It what sounded like a concerted effort to play down expectations, two senior Obama officials said the U.N. Climate Change Conference would have to wrestle with global warming issues long after all 130 heads of state depart the Danish capital. They appeared resigned, on the eve of the talks' conclusion, to accepting vague pledges for cuts in greenhouse gas emissions rather than the binding commitment sought when talks began here two weeks ago.

"It's a challenging set of negotiations," one top official said. "This is an on-going process. This is the 15th year of this process."

White House officials said they hoped the final result would be a so-called operation agreement, weaker than a binding set of greenhouse gas limits with measurable target dates but stronger than a political commitment with no underlying action plan.

"It's in the middle," an official said.
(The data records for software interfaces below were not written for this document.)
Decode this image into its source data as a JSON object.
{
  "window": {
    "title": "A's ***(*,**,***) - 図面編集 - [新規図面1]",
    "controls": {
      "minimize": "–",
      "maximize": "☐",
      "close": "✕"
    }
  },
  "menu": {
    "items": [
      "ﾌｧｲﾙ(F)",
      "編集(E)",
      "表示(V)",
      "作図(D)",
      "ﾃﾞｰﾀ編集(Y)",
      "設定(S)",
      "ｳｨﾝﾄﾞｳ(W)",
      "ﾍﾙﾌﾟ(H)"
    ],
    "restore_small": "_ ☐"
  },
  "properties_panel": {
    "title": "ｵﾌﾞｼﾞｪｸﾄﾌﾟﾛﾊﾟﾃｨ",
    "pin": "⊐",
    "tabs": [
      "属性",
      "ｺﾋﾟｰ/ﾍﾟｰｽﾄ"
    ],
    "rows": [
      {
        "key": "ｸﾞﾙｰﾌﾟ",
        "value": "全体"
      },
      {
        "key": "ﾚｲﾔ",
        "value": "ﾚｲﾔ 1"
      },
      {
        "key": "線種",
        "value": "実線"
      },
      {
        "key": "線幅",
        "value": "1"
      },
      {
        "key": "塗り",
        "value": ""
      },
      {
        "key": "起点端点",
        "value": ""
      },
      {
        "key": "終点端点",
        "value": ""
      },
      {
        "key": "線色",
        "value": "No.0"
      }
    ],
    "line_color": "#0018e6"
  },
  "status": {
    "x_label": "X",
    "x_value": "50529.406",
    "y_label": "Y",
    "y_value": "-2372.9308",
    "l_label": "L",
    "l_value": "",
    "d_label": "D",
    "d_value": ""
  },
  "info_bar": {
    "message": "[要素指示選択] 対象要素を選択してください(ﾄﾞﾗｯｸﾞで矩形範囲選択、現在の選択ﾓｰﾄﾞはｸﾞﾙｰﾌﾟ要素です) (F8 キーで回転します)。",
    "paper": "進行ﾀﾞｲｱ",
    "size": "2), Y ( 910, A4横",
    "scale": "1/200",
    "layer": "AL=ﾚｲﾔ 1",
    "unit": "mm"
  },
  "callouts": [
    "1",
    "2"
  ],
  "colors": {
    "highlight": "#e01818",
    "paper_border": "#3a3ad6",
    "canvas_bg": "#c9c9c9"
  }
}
But there was no guarantee of this outcome due to differences between the U.S. and China over pollution limits and the ability of outside nations to verify compliance - an issue covered by the umbrella term "transparency."

While Obama officials said differences on transparency had narrowed Thursday, no final deal appeared in the offing.

The officials credited an earlier offer of U.S. help in building a $100 billion annual fund starting in 2020, to help developing nations cope with the cost of pollution and deforestation limits. However, the U.S. will offer no financing unless China buckles under.

"That (U.S. financing) is contingent on a strong overall agreement that includes Chinese transparency," one senior official said, underlining a key demand laid on the table by Secretary of State Hillary Clinton when she first announced the U.S. intentions at the opening of talks on Thursday.

That wasn't the only issue bedeviling negotiators here.

The biggest, the Obama officials said, was a raging dispute between developed nations, China and developing nations about extending pollution reductions contained in the Kyoto climate change treaty. The U.S. has long since abandoned Kyoto as a guidepost for pollution control, but Canada, Japan, Russia, Australia and the European Union want it continued in some concrete form, while China and developing nations want out from under it.

"There's a lot of energy around that issue," a senior official said. "It's the issue over which it could all fail."

Asked why Obama would still make the long trek here from Washington, another top official said it was to exert "American leadership."

"We will try to have an impact here," the official said. "we don't know what the outcome of these talks will be."